Exercise:
Look through the material beneath and copy each line with the word "screenshot".

+++

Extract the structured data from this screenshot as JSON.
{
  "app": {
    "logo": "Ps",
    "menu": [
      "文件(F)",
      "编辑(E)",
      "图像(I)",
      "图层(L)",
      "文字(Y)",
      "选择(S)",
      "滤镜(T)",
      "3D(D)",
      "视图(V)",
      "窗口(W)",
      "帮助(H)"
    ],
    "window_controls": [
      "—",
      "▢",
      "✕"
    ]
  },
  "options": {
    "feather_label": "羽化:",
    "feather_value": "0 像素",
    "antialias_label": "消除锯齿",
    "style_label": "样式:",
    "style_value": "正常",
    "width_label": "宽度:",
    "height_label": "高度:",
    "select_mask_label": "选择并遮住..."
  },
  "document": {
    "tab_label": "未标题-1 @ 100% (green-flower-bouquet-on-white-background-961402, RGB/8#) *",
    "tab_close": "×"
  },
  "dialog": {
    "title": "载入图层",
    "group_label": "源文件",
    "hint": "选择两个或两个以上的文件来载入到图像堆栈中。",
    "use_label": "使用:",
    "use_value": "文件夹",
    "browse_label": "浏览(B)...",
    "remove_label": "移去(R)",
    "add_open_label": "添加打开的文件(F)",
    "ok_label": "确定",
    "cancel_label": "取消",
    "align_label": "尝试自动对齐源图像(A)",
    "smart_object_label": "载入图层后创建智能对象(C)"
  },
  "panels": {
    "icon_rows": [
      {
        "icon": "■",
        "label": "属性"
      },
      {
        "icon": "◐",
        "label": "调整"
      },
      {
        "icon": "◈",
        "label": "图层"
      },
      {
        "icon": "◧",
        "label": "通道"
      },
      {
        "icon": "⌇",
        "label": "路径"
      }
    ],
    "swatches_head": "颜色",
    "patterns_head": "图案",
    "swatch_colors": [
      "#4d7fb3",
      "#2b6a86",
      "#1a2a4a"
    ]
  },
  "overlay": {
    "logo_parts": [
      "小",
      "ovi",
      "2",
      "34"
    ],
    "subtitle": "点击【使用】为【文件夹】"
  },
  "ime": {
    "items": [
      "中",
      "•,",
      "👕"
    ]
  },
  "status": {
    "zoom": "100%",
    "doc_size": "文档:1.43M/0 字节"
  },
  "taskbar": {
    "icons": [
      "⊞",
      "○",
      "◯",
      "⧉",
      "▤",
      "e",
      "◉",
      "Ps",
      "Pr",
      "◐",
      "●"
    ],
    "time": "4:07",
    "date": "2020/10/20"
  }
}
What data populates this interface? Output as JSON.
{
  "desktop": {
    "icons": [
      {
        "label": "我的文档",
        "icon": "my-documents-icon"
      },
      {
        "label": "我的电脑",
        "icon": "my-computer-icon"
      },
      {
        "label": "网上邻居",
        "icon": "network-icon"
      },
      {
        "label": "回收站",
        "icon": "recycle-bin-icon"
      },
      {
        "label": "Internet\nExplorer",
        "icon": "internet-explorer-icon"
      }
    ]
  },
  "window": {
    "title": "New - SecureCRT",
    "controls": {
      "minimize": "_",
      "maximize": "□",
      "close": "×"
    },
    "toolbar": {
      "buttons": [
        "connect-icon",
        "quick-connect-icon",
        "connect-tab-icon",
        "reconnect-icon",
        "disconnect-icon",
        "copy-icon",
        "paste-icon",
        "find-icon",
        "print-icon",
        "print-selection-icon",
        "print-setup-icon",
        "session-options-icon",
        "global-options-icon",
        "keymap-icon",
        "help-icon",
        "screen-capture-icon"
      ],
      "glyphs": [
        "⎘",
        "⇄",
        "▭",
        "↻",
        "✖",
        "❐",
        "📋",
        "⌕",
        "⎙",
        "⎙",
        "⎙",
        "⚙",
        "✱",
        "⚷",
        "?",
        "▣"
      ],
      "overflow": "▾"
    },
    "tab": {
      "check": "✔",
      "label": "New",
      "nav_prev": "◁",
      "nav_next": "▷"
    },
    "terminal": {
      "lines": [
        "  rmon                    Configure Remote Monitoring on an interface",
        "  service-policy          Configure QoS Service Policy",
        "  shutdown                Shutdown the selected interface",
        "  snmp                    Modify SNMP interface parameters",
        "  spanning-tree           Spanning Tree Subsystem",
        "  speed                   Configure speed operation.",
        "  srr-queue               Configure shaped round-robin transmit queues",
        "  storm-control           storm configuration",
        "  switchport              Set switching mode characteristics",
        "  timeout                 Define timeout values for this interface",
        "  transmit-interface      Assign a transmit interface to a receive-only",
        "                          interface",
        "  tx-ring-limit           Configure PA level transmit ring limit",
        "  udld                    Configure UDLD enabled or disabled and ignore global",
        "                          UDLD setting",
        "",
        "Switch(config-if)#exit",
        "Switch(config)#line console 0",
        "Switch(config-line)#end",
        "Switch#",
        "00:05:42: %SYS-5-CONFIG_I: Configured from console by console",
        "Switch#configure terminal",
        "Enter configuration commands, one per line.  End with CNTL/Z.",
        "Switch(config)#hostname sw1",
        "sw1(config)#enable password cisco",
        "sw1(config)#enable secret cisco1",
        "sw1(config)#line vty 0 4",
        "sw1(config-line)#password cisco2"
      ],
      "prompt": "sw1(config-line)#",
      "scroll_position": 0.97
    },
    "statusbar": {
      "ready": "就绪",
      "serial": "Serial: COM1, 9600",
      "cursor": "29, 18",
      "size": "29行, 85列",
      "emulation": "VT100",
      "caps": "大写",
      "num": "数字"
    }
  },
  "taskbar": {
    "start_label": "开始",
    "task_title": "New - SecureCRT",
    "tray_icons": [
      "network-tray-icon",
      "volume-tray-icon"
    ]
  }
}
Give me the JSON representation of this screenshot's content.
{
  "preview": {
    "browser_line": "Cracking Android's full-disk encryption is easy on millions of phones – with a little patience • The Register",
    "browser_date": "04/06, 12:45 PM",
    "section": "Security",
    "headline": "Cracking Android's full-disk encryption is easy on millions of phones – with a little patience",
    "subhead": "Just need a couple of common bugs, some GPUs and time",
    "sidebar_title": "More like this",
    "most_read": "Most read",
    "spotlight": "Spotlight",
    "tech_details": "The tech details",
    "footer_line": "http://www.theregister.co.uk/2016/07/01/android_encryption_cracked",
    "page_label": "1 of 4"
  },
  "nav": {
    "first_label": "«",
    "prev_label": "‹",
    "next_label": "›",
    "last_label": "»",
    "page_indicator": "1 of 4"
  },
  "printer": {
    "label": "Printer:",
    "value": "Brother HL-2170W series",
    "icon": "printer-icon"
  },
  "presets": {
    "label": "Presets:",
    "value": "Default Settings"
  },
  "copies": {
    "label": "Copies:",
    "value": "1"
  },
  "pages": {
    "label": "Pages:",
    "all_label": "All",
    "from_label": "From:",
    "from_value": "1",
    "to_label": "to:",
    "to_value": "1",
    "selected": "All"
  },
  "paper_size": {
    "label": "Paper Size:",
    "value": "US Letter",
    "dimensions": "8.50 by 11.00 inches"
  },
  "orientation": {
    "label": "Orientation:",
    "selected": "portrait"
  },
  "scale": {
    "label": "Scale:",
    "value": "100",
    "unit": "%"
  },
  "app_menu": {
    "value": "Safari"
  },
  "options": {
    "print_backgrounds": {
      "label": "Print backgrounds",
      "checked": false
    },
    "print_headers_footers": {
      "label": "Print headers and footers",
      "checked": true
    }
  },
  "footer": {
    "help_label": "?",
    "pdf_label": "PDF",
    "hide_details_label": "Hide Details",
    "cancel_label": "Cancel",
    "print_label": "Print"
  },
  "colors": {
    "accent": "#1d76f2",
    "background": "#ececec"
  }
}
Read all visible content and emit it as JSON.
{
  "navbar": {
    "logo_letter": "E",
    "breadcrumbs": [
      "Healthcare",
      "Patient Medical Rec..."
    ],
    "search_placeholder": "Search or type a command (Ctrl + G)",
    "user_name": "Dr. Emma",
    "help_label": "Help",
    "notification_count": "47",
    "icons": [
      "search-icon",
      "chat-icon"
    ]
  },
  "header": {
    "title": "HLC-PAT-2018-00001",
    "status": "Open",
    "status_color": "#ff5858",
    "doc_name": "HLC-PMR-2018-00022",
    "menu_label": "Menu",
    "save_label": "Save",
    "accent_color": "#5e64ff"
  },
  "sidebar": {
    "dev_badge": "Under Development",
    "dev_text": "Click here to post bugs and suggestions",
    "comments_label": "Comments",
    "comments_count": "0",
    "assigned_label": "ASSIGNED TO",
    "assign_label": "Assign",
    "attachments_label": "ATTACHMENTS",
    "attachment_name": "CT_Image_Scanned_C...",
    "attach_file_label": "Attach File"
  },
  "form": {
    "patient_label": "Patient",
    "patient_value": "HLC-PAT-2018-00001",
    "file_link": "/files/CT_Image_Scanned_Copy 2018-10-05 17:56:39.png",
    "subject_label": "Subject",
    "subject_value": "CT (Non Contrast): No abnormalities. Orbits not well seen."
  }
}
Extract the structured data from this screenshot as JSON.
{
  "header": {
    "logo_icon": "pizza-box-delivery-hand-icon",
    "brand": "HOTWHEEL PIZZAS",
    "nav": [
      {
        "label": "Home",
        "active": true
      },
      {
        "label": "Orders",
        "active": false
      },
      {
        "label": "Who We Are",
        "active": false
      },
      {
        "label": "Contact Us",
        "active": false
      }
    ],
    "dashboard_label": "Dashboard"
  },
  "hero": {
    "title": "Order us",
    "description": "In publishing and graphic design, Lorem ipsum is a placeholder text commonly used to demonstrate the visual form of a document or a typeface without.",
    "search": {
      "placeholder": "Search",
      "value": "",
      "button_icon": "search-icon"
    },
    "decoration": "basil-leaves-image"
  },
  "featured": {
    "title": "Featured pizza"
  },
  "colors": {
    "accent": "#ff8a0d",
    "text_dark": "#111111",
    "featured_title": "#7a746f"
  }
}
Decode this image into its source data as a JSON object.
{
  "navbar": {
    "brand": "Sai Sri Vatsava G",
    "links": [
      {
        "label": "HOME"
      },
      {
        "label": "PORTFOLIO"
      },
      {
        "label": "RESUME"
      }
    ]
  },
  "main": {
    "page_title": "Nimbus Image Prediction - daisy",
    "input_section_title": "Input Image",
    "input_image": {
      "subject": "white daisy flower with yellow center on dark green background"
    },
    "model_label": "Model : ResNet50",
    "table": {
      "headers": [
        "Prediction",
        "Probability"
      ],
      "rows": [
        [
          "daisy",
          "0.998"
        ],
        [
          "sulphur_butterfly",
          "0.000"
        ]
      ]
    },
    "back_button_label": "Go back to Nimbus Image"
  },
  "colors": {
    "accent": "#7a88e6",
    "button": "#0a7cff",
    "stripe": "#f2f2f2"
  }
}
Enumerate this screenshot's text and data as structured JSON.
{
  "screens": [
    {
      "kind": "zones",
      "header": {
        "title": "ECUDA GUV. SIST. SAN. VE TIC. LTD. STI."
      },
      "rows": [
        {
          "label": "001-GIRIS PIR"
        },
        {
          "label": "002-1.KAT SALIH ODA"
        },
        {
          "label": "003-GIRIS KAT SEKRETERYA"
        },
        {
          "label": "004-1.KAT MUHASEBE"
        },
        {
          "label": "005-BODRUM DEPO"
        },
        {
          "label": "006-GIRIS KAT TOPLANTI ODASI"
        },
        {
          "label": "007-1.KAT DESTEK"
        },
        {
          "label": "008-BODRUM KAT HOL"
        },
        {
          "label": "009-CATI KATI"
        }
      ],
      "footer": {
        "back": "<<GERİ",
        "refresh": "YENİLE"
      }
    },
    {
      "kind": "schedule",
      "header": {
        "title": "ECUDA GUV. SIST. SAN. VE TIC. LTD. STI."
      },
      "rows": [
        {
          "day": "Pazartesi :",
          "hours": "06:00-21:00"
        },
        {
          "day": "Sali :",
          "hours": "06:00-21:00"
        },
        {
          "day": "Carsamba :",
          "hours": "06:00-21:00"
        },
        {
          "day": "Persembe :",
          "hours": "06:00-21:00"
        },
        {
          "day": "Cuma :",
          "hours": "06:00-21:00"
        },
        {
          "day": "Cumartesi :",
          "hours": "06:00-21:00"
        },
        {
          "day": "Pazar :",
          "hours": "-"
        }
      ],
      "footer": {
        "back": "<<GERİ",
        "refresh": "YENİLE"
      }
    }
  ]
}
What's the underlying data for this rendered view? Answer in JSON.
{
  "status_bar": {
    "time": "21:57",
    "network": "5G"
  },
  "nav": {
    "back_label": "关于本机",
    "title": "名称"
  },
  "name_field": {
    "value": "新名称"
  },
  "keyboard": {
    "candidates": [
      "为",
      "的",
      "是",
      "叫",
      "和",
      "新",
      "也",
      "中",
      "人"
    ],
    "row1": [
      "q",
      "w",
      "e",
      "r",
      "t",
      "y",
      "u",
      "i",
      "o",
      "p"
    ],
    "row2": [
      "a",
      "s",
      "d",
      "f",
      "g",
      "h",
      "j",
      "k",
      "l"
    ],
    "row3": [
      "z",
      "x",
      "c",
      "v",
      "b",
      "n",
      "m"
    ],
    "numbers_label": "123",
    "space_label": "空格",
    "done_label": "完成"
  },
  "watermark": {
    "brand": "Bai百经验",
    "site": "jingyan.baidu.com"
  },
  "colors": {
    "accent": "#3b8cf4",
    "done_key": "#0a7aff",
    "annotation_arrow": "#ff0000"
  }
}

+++

The answer:
Extract the structured data from this screenshot as JSON.
Give me the JSON representation of this screenshot's content.
Extract the structured data from this screenshot as JSON.
Enumerate this screenshot's text and data as structured JSON.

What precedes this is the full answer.